The strength of this study is that it does not depend on the knowledge of the person presenting, but only on God’s word. The presenter does not need to control the outcome, only to give others the privilege of reading God’s word. This is a simple way to gather others to Jesus Christ. 

Luke 11:52 Woe to you experts in the law, because you have taken away the key to knowledge

Jesus Christ is the key to knowledge that the experts had taken away. He unlocks the meaning of the Bible, and thus the meaning of life. The only way to understand life is through the person of Jesus Christ.

When I was growing up I thought adults had all the answers, and it was only a matter of time before I would have all the answers too. But when I became an adult, I discovered they do not have all the answers, and even stopped asking the most important questions: Who am I? Where did I come from? Where am I going? How should I live? What is the meaning of life

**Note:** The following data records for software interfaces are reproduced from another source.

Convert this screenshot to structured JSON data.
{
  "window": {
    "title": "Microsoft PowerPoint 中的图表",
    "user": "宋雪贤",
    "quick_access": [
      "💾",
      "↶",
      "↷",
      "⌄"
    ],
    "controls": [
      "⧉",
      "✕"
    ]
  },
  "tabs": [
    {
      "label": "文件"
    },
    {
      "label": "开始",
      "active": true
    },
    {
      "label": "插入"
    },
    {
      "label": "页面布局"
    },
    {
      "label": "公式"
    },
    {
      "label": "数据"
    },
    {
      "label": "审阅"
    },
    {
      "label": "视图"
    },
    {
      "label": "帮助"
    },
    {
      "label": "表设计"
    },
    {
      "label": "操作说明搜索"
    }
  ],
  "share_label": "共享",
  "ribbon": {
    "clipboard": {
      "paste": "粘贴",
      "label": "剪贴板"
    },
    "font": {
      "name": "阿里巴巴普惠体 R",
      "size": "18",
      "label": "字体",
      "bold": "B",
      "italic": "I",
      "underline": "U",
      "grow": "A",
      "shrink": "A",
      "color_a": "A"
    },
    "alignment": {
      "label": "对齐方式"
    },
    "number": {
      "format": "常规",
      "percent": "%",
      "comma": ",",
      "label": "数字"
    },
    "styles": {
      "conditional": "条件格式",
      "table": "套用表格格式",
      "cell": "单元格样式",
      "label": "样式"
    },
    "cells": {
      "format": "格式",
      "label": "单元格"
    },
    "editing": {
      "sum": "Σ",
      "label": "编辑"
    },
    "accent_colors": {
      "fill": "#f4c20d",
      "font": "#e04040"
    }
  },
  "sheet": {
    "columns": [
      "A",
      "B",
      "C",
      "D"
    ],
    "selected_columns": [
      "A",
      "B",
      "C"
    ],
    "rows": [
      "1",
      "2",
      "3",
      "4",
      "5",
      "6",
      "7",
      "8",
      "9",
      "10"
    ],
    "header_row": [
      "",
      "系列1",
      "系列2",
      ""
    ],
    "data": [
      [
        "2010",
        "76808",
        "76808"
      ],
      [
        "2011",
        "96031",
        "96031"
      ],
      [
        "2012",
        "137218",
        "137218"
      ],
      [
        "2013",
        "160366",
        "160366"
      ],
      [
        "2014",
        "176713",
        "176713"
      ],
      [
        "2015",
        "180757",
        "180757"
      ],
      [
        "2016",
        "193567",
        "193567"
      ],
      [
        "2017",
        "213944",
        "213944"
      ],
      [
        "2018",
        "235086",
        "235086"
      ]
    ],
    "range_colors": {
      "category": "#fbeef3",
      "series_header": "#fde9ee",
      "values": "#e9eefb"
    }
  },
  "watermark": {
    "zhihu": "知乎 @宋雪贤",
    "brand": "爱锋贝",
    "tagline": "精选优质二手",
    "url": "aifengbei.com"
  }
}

People stop asking these questions because, humanly speaking, they are unknowable. The answers from philosophy are not convincing because philosophy can argue in any direction. But if God has spoken from heaven, and even come to earth, then our deepest questions have been answered.

This is why Christianity explains the human experience so compellingly. Created in the image of God, we have dignity and worth. Fallen into sin, there is no evil of which we are not capable. Redeemed by Jesus Christ, we are learning how to live, and have a glorious future. Jesus is the key to knowledge that unlocks the meaning of life.

Reflection and Review
How do you normally pray?
Why is evangelism difficult?
Why is Jesus the key to knowledge?